Rosemont, Saint-Henri, Hochelaga, Saint-Gabriel (Pointe-Saint-Charles), Ahuntsic, Villeray...
The flashing neon Farine Five Roses sign that stands watch over Old Montreal, the red brick walls of the Angus Shops in Rosemont and the monumental Silo No. 5 in the Old Port are eloquent reminders of the industrial activity that shaped Montreal over the past two centuries.
While some may be more evocative than others, reminders of the city’s industrial past can be found in every neighbourhood across the island. In fact, industrialization played such a major role here that it established Montreal asthe largest industrial centre in Canada, a status the city would maintain until the mid 20th century.
This activity was the prime driver of Montreal’s expansion. Concentrated along the Lachine Canal in the 1800s, industrial production soon spread to neighbouring villages. However, the rapid pace of this growth placed such significant financial obligations on these small towns that they had no choice but to join the “big city.” From 1883 to 1918, Montreal absorbed 23 of these neighbouring towns, including Rosemont, Saint-Henri, Hochelaga, Saint-Gabriel (Pointe-Saint-Charles), Ahuntsic and Villeray.
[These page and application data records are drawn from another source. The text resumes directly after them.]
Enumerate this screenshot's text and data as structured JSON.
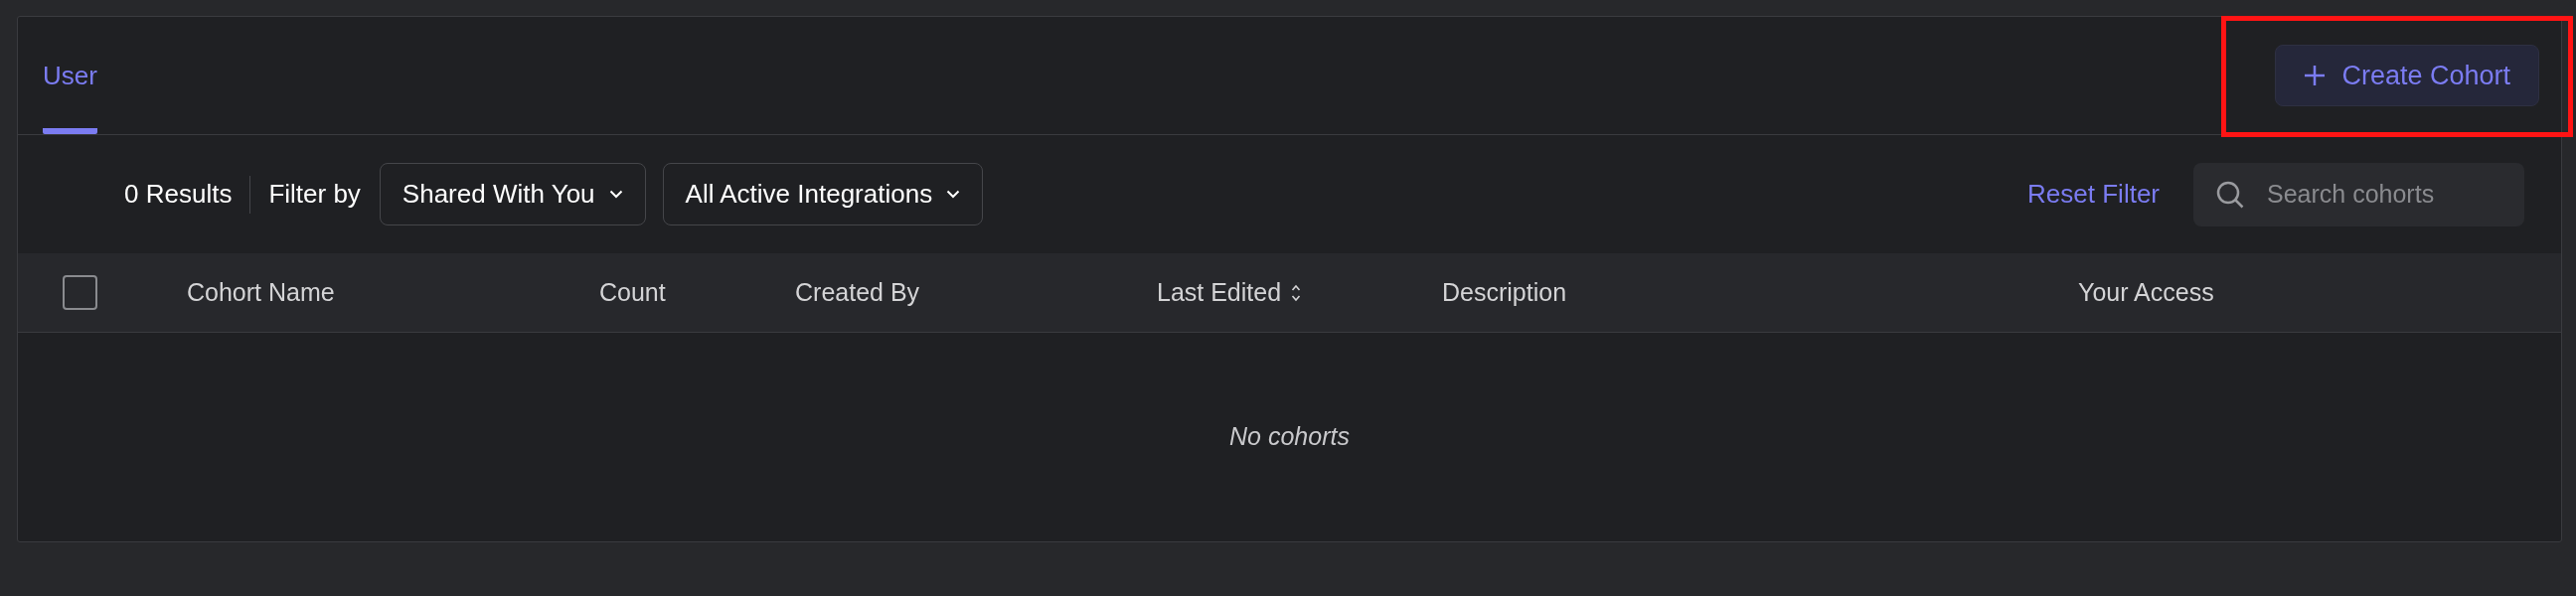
{
  "tabs": [
    {
      "label": "User",
      "selected": true
    }
  ],
  "create_button": {
    "label": "Create Cohort",
    "highlighted": true
  },
  "filter_bar": {
    "results": "0 Results",
    "filter_label": "Filter by",
    "dropdowns": [
      {
        "value": "Shared With You"
      },
      {
        "value": "All Active Integrations"
      }
    ],
    "reset": "Reset Filter",
    "search": {
      "placeholder": "Search cohorts"
    }
  },
  "table": {
    "select_all": {
      "checked": false
    },
    "columns": [
      {
        "label": "Cohort Name",
        "sortable": false
      },
      {
        "label": "Count",
        "sortable": false
      },
      {
        "label": "Created By",
        "sortable": false
      },
      {
        "label": "Last Edited",
        "sortable": true
      },
      {
        "label": "Description",
        "sortable": false
      },
      {
        "label": "Your Access",
        "sortable": false
      }
    ],
    "empty_message": "No cohorts"
  }
}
Textile mills, garment, shoe and tobacco factories, metalworking plants, food production facilities and flourmills dotted the island. The almost insatiable need for labour enticed many families to settle here. They arrived primarily from rural areas, but also from Europe (Ireland, England, Scotland, France, Italy) and Eastern Europe (Russia, Poland, Ukraine). In 1930, the island’s population exceeded one million, and over 8% of its inhabitants (more than 80,000) worked in factories.
In the following articles, we offer you portraits of some of Montreal’s districts whose existence was largely dependent on local industry.